Just as Web logs, or blogs, let everybody publish their priceless musings on the Web (with help from a computer, an Internet connection, and the right software), Podcasting now adds the ability to speak those thoughts out loud, for others to download and listen to on their computers or portable devices. (The culturally savvy neologist who coined the term podcast was clearly a brand loyalist, but podcasts work on many a digital music player.)
Everyone from media pros like former MTV VJ Adam Curry to bloggers who find speaking more fun than typing serve up these recorded programs—usually in MP3 format—free on their Web sites. You can enjoy podcasts on a ridiculous variety of topics from agriculture to politics to daily life in Hawaii. What’s more, most podcasts get frequent updates—sort of like new episodes of your favorite sitcom. By using software designed to snag and download podcasts (including iTunes), you can make sure you always have the most recent edition of your favorite podcast.
The Podcasts list in iTunes’s Source list (Figure 6-16) shows all the podcasts you subscribe to. In the iTunes window, you can see podcast titles, along with current and past episodes that were released before you signed up. (Just click the Get button next to a grayed-out past episode to fetch a copy.)

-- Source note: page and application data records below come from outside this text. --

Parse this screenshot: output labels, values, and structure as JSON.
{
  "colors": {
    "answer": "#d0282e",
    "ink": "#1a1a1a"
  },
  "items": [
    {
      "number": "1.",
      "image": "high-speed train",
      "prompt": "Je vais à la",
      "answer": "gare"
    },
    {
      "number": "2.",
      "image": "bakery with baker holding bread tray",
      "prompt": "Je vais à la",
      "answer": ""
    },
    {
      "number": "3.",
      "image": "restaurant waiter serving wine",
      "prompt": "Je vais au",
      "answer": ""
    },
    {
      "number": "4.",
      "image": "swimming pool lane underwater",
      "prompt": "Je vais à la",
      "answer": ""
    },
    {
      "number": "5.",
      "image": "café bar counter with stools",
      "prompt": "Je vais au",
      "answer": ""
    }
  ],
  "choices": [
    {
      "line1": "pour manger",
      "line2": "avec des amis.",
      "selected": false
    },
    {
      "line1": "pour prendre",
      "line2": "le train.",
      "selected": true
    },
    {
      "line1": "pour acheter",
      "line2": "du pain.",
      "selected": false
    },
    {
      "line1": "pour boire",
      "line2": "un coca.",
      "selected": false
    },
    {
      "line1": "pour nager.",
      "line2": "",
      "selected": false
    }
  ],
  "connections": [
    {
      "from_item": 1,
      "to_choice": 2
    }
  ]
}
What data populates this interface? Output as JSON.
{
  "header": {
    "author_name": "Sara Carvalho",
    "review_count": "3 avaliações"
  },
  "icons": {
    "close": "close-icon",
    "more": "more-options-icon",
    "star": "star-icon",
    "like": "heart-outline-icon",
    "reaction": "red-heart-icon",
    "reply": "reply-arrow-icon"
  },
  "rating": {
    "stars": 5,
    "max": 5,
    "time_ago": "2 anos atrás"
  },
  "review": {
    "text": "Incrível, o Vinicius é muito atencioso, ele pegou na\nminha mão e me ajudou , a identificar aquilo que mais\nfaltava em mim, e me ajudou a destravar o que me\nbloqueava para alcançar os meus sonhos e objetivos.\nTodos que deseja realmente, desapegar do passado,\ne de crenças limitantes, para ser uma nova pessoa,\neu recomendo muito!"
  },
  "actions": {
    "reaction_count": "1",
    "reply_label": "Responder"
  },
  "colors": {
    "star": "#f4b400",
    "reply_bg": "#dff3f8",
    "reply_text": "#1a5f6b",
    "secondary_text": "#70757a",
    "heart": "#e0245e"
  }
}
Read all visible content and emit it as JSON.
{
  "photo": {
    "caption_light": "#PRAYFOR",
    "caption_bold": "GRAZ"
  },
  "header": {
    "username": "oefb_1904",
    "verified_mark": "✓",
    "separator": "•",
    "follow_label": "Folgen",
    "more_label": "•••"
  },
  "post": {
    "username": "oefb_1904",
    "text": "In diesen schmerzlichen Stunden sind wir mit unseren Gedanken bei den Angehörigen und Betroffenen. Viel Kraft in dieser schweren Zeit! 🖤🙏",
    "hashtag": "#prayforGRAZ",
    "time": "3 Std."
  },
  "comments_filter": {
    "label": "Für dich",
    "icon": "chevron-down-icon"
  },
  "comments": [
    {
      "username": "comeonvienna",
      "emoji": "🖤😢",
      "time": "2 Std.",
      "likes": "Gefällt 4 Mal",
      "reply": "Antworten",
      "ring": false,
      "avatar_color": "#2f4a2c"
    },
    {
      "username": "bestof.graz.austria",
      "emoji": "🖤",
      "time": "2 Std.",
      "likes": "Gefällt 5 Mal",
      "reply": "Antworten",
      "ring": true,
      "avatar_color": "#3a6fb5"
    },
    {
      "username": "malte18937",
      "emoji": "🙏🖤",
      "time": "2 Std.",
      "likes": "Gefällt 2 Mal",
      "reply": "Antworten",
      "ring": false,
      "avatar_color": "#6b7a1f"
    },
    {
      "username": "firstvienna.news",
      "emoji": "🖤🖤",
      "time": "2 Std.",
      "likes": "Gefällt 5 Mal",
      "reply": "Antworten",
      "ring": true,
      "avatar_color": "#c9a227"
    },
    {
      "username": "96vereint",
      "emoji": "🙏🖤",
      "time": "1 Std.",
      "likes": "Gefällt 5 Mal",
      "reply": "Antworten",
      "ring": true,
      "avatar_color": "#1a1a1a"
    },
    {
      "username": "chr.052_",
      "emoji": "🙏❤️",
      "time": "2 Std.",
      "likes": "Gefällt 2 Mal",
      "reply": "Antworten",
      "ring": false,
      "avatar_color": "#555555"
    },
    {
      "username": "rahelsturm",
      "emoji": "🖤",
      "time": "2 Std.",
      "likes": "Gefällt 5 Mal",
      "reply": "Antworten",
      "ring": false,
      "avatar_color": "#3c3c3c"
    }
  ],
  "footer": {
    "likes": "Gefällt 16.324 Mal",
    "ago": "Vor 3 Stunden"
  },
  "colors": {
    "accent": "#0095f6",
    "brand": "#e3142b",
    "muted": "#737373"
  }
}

Shows with new episodes that you haven’t listened to yet have a blue dot next to them. If you decide you don’t like a podcast all, you can stop future downloads by selecting it in the iTunes ...